Pinnacle’s Tax Season

Most people view tax season as the time leading up to the April 15th tax date (well, April 18th for 2011). But here at Pinnacle, our tax season begins much earlier as we prepare portfolios for the end of the year. The Wealth Managers and I have been working for the past few weeks, and will continue to do so throughout the remainder of the year, analyzing gains and portfolio construction to ensure proper tax management.

There are a multitude of tax issues that we handle as we believe this is an important part of the process here at Pinnacle. We contact all mutual fund companies in which we invest to get an estimate on pass through gains. If the expected pass through gain is very large we stop making new purchases into the fund in the weeks leading up to the distribution. With the Great Recession a few years in the past, most mutual funds have losses to offset the gains but we have identified a few funds with modest distributions this year.

Then we review realized gains and loss statements for each client. The information we have available pertains to only accounts managed at Pinnacle. If a client has a large realized gain for the current year we will start the tax loss realization process. The investment team first identifies any security with a loss across the books, and then we finish with a client specific search for losses. For one month, due to the wash sale rule, we will purchase a proxy security with the expectation to switch back at the beginning of the New Year.

We can also search these reports for the past few years to see if there are carry-forward losses. If there is a large gains estimate for the current year, after accounting for carry forward losses, we will typically sell any current position with an unrealized loss (if there are any) to reduce the realized gain, assuming we can find a suitable proxy security to serve as a temporary replacement.

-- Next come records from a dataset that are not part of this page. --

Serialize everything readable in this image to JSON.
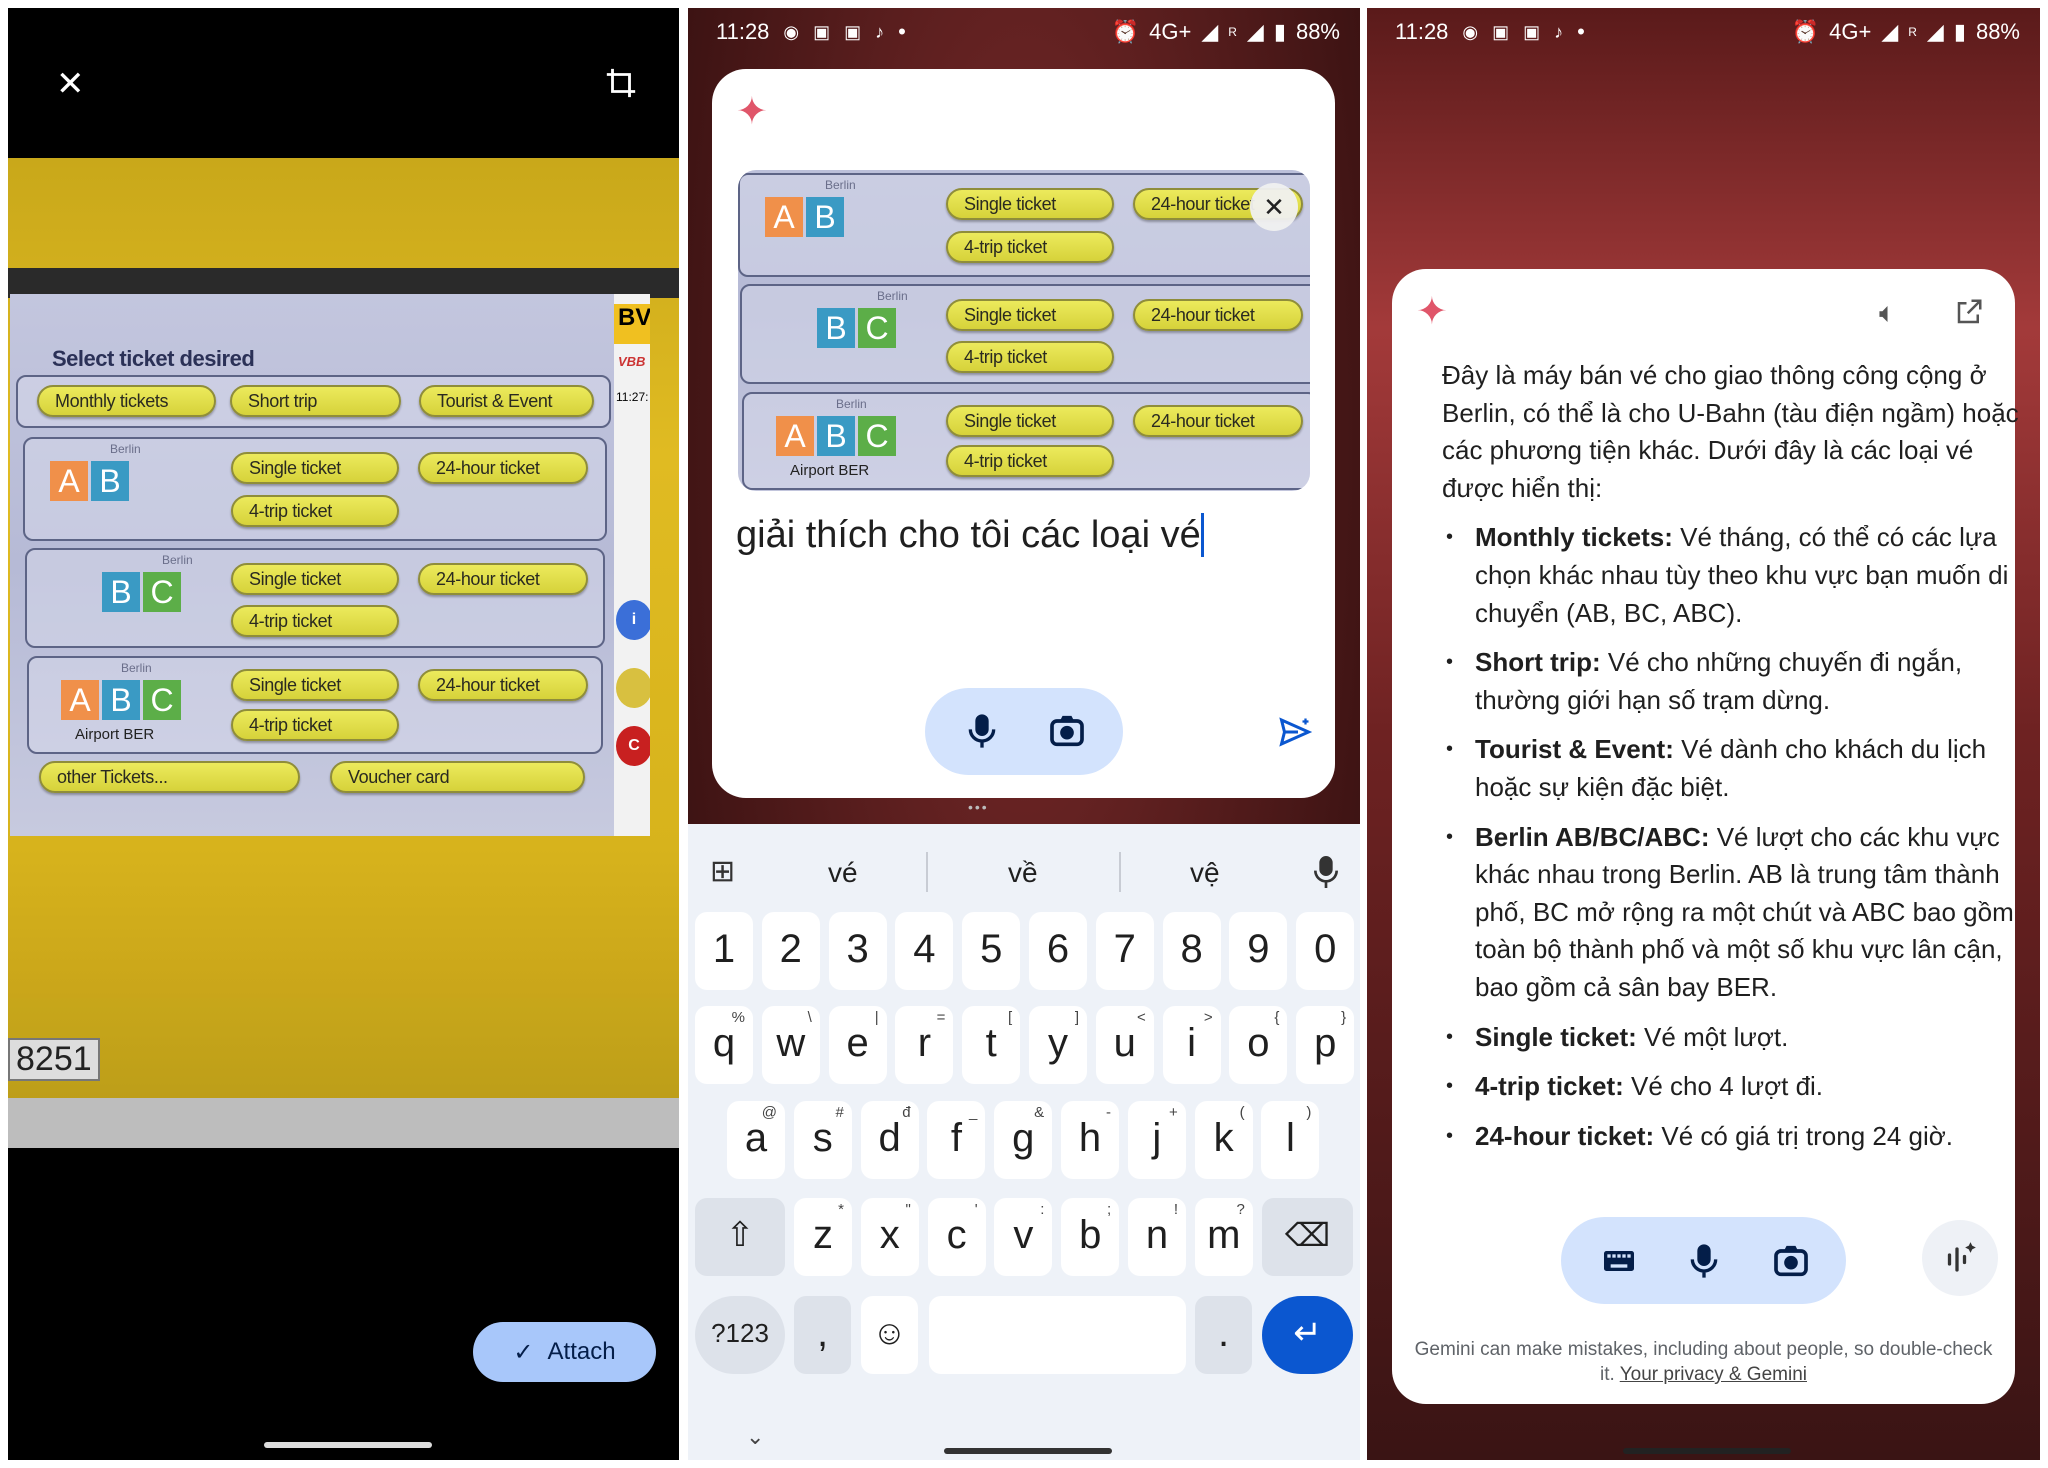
{
  "status": {
    "time": "11:28",
    "network": "4G+",
    "roaming": "R",
    "battery": "88%"
  },
  "photo_editor": {
    "attach_label": "Attach",
    "close_icon": "close-icon",
    "crop_icon": "crop-icon",
    "plate": "8251"
  },
  "machine": {
    "title": "Select ticket desired",
    "top_buttons": [
      "Monthly tickets",
      "Short trip",
      "Tourist & Event"
    ],
    "berlin": "Berlin",
    "zones": [
      {
        "letters": [
          "A",
          "B"
        ],
        "buttons": [
          "Single ticket",
          "24-hour ticket",
          "4-trip ticket"
        ]
      },
      {
        "letters": [
          "B",
          "C"
        ],
        "buttons": [
          "Single ticket",
          "24-hour ticket",
          "4-trip ticket"
        ]
      },
      {
        "letters": [
          "A",
          "B",
          "C"
        ],
        "buttons": [
          "Single ticket",
          "24-hour ticket",
          "4-trip ticket"
        ],
        "airport": "Airport BER"
      }
    ],
    "bottom_buttons": [
      "other Tickets...",
      "Voucher card"
    ],
    "side": {
      "brand": "BV",
      "logo": "VBB",
      "clock": "11:27:"
    },
    "zone_colors": {
      "A": "#f0904a",
      "B": "#3a9ac4",
      "C": "#5cae48"
    }
  },
  "compose": {
    "prompt": "giải thích cho tôi các loại vé",
    "mic_icon": "mic-icon",
    "camera_icon": "camera-icon",
    "send_icon": "send-icon"
  },
  "keyboard": {
    "suggestions": [
      "vé",
      "về",
      "vệ"
    ],
    "numbers": [
      "1",
      "2",
      "3",
      "4",
      "5",
      "6",
      "7",
      "8",
      "9",
      "0"
    ],
    "row1": [
      [
        "q",
        "%"
      ],
      [
        "w",
        "\\"
      ],
      [
        "e",
        "|"
      ],
      [
        "r",
        "="
      ],
      [
        "t",
        "["
      ],
      [
        "y",
        "]"
      ],
      [
        "u",
        "<"
      ],
      [
        "i",
        ">"
      ],
      [
        "o",
        "{"
      ],
      [
        "p",
        "}"
      ]
    ],
    "row2": [
      [
        "a",
        "@"
      ],
      [
        "s",
        "#"
      ],
      [
        "d",
        "đ"
      ],
      [
        "f",
        "_"
      ],
      [
        "g",
        "&"
      ],
      [
        "h",
        "-"
      ],
      [
        "j",
        "+"
      ],
      [
        "k",
        "("
      ],
      [
        "l",
        ")"
      ]
    ],
    "row3": [
      [
        "z",
        "*"
      ],
      [
        "x",
        "\""
      ],
      [
        "c",
        "'"
      ],
      [
        "v",
        ":"
      ],
      [
        "b",
        ";"
      ],
      [
        "n",
        "!"
      ],
      [
        "m",
        "?"
      ]
    ],
    "symbols_label": "?123",
    "comma": ",",
    "period": "."
  },
  "response": {
    "intro": "Đây là máy bán vé cho giao thông công cộng ở Berlin, có thể là cho U-Bahn (tàu điện ngầm) hoặc các phương tiện khác. Dưới đây là các loại vé được hiển thị:",
    "items": [
      {
        "term": "Monthly tickets:",
        "desc": " Vé tháng, có thể có các lựa chọn khác nhau tùy theo khu vực bạn muốn di chuyển (AB, BC, ABC)."
      },
      {
        "term": "Short trip:",
        "desc": " Vé cho những chuyến đi ngắn, thường giới hạn số trạm dừng."
      },
      {
        "term": "Tourist & Event:",
        "desc": " Vé dành cho khách du lịch hoặc sự kiện đặc biệt."
      },
      {
        "term": "Berlin AB/BC/ABC:",
        "desc": " Vé lượt cho các khu vực khác nhau trong Berlin. AB là trung tâm thành phố, BC mở rộng ra một chút và ABC bao gồm toàn bộ thành phố và một số khu vực lân cận, bao gồm cả sân bay BER."
      },
      {
        "term": "Single ticket:",
        "desc": " Vé một lượt."
      },
      {
        "term": "4-trip ticket:",
        "desc": " Vé cho 4 lượt đi."
      },
      {
        "term": "24-hour ticket:",
        "desc": " Vé có giá trị trong 24 giờ."
      }
    ],
    "disclaimer": "Gemini can make mistakes, including about people, so double-check it.",
    "privacy_link": "Your privacy & Gemini"
  },
  "colors": {
    "accent": "#0b57d0",
    "pill": "#d3e3fd",
    "gemini_star": "#e0566a"
  }
}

Additionally, if there are large carry forward losses from the past few years, as there may be due to the 2008 bear market, we will analyze the tax hierarchy of our model portfolios. Our tax hierarchy is built to rank the tax sensitivity of all securities owned in our models. The tax hierarchy is programmed into our portfolio trading software so that tax inefficient securities are bought in tax deferred accounts and tax efficient securities are bought in taxable accounts. We analyze the portfolios to see if there is any inconsistency between the tax hierarchy and portfolio construction (which can sometimes occur as we make changes to the models throughout the year), and sell securities in taxable accounts to re-purchase them in tax-deferred accounts, if it makes sense. When there are carry forward losses this is a much easier process because we can sell securities with gains.

Our tax process also deals with Required Minimum Distributions (RMDs). There are a few clients who receive monthly payments from their IRAs to satisfy the requirement but generally speaking the bulk of our clients wait until year end. We again analyze the tax hierarchy to sell the position inside the deferred account with the most beneficial tax treatment. We do this because the money distributed from the IRA is moved to the taxable account and we re-purchase the security back to keep the account on our managed model. If the distribution leaves the managed group we simply rebalance the portfolio taking into account the distribution.

I could go on, but I think I have given you a little insight into the tax planning that occurs at Pinnacle. I am sure to be busy over the remaining few weeks of 2010.